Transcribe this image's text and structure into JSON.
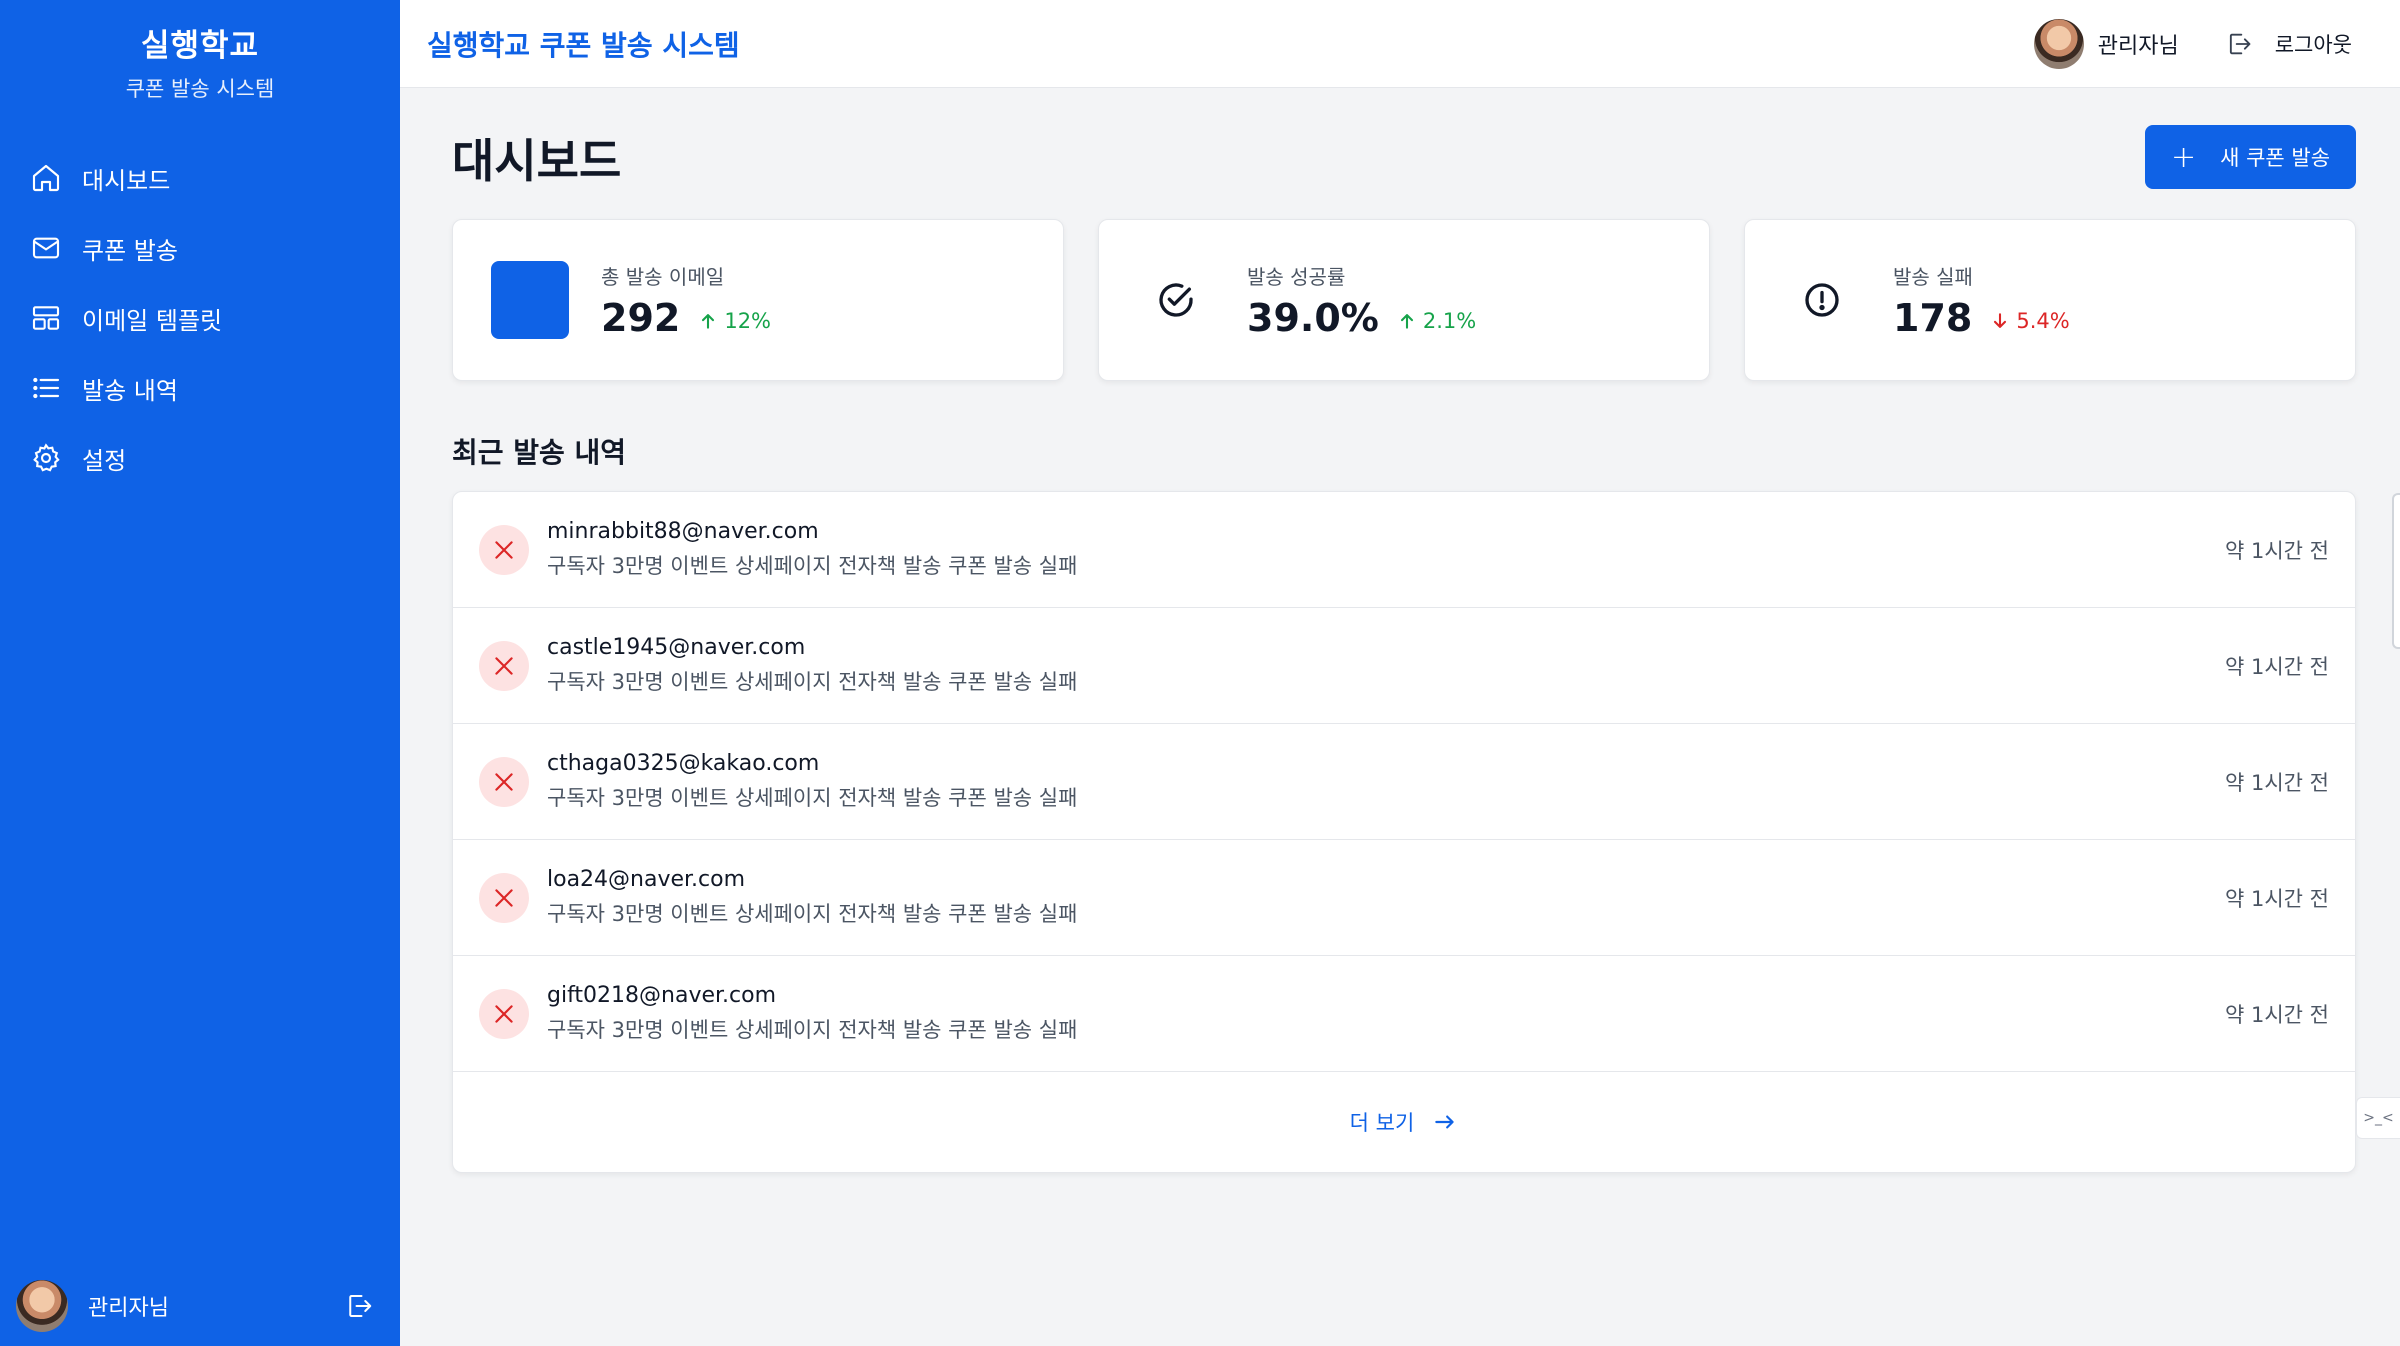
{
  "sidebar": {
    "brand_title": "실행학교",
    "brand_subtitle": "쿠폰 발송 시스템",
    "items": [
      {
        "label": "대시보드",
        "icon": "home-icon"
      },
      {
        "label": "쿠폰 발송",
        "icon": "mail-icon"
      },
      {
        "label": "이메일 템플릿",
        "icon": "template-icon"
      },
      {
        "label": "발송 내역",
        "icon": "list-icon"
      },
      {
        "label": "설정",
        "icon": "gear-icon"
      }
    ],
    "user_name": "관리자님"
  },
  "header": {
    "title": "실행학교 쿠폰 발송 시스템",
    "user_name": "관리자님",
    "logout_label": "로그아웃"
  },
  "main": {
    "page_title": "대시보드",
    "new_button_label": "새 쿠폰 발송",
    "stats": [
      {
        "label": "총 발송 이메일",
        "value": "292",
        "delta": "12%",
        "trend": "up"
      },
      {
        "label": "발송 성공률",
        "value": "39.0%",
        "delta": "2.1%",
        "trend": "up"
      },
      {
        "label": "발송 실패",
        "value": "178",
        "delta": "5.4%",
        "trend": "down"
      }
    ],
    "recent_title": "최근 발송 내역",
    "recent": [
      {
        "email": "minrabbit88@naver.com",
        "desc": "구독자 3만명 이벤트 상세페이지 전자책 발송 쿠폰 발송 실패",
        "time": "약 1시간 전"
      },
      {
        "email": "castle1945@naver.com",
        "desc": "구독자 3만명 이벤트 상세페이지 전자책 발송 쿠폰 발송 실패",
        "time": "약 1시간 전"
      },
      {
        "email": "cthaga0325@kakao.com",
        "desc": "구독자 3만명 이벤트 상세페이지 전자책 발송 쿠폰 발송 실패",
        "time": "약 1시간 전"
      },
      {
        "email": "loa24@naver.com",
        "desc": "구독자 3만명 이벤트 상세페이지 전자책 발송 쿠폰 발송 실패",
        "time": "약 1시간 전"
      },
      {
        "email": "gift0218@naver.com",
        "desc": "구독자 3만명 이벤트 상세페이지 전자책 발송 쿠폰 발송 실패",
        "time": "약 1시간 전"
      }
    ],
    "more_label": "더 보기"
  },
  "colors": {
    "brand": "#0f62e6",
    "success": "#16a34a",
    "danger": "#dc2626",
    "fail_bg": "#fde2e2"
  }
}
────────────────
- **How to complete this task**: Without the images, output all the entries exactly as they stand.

- **Problem solution**:
Transcribe this image's text and structure into JSON.
{
  "sidebar": {
    "brand_title": "실행학교",
    "brand_subtitle": "쿠폰 발송 시스템",
    "items": [
      {
        "label": "대시보드",
        "icon": "home-icon"
      },
      {
        "label": "쿠폰 발송",
        "icon": "mail-icon"
      },
      {
        "label": "이메일 템플릿",
        "icon": "template-icon"
      },
      {
        "label": "발송 내역",
        "icon": "list-icon"
      },
      {
        "label": "설정",
        "icon": "gear-icon"
      }
    ],
    "user_name": "관리자님"
  },
  "header": {
    "title": "실행학교 쿠폰 발송 시스템",
    "user_name": "관리자님",
    "logout_label": "로그아웃"
  },
  "main": {
    "page_title": "대시보드",
    "new_button_label": "새 쿠폰 발송",
    "stats": [
      {
        "label": "총 발송 이메일",
        "value": "292",
        "delta": "12%",
        "trend": "up"
      },
      {
        "label": "발송 성공률",
        "value": "39.0%",
        "delta": "2.1%",
        "trend": "up"
      },
      {
        "label": "발송 실패",
        "value": "178",
        "delta": "5.4%",
        "trend": "down"
      }
    ],
    "recent_title": "최근 발송 내역",
    "recent": [
      {
        "email": "minrabbit88@naver.com",
        "desc": "구독자 3만명 이벤트 상세페이지 전자책 발송 쿠폰 발송 실패",
        "time": "약 1시간 전"
      },
      {
        "email": "castle1945@naver.com",
        "desc": "구독자 3만명 이벤트 상세페이지 전자책 발송 쿠폰 발송 실패",
        "time": "약 1시간 전"
      },
      {
        "email": "cthaga0325@kakao.com",
        "desc": "구독자 3만명 이벤트 상세페이지 전자책 발송 쿠폰 발송 실패",
        "time": "약 1시간 전"
      },
      {
        "email": "loa24@naver.com",
        "desc": "구독자 3만명 이벤트 상세페이지 전자책 발송 쿠폰 발송 실패",
        "time": "약 1시간 전"
      },
      {
        "email": "gift0218@naver.com",
        "desc": "구독자 3만명 이벤트 상세페이지 전자책 발송 쿠폰 발송 실패",
        "time": "약 1시간 전"
      }
    ],
    "more_label": "더 보기"
  },
  "colors": {
    "brand": "#0f62e6",
    "success": "#16a34a",
    "danger": "#dc2626",
    "fail_bg": "#fde2e2"
  }
}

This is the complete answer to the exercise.